_AIM OF THE EXERCISE:_ Report the count of lines holding "left" in the records, with no other words.

_EXTRACTED MATERIAL:_
Content starts

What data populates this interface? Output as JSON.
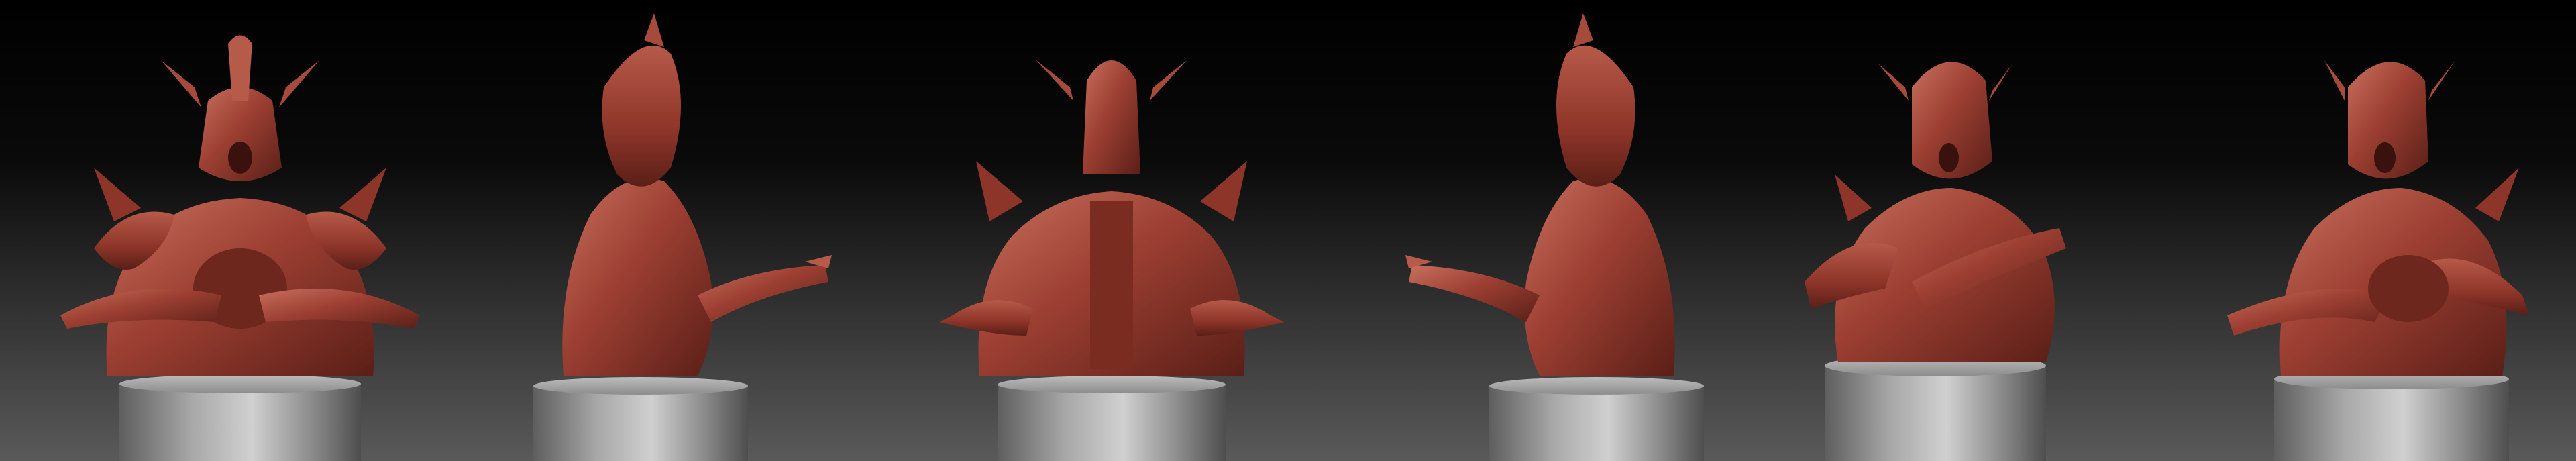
{
  "scene": {
    "background_top": "#000000",
    "background_bottom": "#5a5a5a",
    "clay_color": "#9c3f32",
    "clay_highlight": "#c8705e",
    "clay_shadow": "#5a1f17",
    "pedestal_color": "#9a9a9a",
    "pedestal_highlight": "#d0d0d0",
    "pedestal_shadow": "#5e5e5e"
  },
  "views": [
    {
      "id": "front",
      "label": ""
    },
    {
      "id": "left-profile",
      "label": ""
    },
    {
      "id": "back",
      "label": ""
    },
    {
      "id": "right-profile",
      "label": ""
    },
    {
      "id": "three-quarter-left",
      "label": ""
    },
    {
      "id": "three-quarter-right",
      "label": ""
    }
  ]
}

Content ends

_PROBLEM SOLUTION:_ 2